Material provided:

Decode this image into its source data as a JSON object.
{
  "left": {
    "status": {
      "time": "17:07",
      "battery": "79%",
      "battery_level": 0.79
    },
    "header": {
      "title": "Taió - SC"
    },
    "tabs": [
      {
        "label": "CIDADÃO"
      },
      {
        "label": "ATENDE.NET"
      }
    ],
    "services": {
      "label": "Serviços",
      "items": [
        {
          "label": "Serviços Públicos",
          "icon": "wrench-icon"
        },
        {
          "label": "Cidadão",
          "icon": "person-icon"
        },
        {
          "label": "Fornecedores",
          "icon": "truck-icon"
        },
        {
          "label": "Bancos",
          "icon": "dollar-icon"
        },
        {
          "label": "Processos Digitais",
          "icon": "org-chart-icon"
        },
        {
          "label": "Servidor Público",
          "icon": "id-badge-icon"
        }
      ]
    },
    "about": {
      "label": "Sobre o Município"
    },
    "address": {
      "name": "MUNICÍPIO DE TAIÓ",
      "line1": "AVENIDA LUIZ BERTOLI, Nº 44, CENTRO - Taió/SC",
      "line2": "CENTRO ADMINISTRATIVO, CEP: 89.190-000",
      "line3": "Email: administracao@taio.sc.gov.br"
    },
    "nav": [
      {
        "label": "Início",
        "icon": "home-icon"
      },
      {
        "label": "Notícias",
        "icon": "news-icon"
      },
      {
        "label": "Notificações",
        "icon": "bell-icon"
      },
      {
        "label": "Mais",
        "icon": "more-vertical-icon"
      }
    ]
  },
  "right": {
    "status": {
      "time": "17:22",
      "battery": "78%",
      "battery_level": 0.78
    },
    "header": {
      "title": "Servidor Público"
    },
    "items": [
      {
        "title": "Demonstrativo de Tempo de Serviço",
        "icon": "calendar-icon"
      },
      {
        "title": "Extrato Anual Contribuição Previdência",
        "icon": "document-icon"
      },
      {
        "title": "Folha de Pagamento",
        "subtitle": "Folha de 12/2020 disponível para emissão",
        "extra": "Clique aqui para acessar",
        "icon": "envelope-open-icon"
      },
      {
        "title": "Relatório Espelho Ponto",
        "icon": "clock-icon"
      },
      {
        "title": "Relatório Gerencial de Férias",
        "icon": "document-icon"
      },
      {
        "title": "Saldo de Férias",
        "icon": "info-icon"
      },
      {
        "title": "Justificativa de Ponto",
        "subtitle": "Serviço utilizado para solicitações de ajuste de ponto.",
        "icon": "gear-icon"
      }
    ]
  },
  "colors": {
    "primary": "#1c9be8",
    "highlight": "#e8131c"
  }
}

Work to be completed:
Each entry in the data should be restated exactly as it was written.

Exercise result:
Decode this image into its source data as a JSON object.
{
  "left": {
    "status": {
      "time": "17:07",
      "battery": "79%",
      "battery_level": 0.79
    },
    "header": {
      "title": "Taió - SC"
    },
    "tabs": [
      {
        "label": "CIDADÃO"
      },
      {
        "label": "ATENDE.NET"
      }
    ],
    "services": {
      "label": "Serviços",
      "items": [
        {
          "label": "Serviços Públicos",
          "icon": "wrench-icon"
        },
        {
          "label": "Cidadão",
          "icon": "person-icon"
        },
        {
          "label": "Fornecedores",
          "icon": "truck-icon"
        },
        {
          "label": "Bancos",
          "icon": "dollar-icon"
        },
        {
          "label": "Processos Digitais",
          "icon": "org-chart-icon"
        },
        {
          "label": "Servidor Público",
          "icon": "id-badge-icon"
        }
      ]
    },
    "about": {
      "label": "Sobre o Município"
    },
    "address": {
      "name": "MUNICÍPIO DE TAIÓ",
      "line1": "AVENIDA LUIZ BERTOLI, Nº 44, CENTRO - Taió/SC",
      "line2": "CENTRO ADMINISTRATIVO, CEP: 89.190-000",
      "line3": "Email: administracao@taio.sc.gov.br"
    },
    "nav": [
      {
        "label": "Início",
        "icon": "home-icon"
      },
      {
        "label": "Notícias",
        "icon": "news-icon"
      },
      {
        "label": "Notificações",
        "icon": "bell-icon"
      },
      {
        "label": "Mais",
        "icon": "more-vertical-icon"
      }
    ]
  },
  "right": {
    "status": {
      "time": "17:22",
      "battery": "78%",
      "battery_level": 0.78
    },
    "header": {
      "title": "Servidor Público"
    },
    "items": [
      {
        "title": "Demonstrativo de Tempo de Serviço",
        "icon": "calendar-icon"
      },
      {
        "title": "Extrato Anual Contribuição Previdência",
        "icon": "document-icon"
      },
      {
        "title": "Folha de Pagamento",
        "subtitle": "Folha de 12/2020 disponível para emissão",
        "extra": "Clique aqui para acessar",
        "icon": "envelope-open-icon"
      },
      {
        "title": "Relatório Espelho Ponto",
        "icon": "clock-icon"
      },
      {
        "title": "Relatório Gerencial de Férias",
        "icon": "document-icon"
      },
      {
        "title": "Saldo de Férias",
        "icon": "info-icon"
      },
      {
        "title": "Justificativa de Ponto",
        "subtitle": "Serviço utilizado para solicitações de ajuste de ponto.",
        "icon": "gear-icon"
      }
    ]
  },
  "colors": {
    "primary": "#1c9be8",
    "highlight": "#e8131c"
  }
}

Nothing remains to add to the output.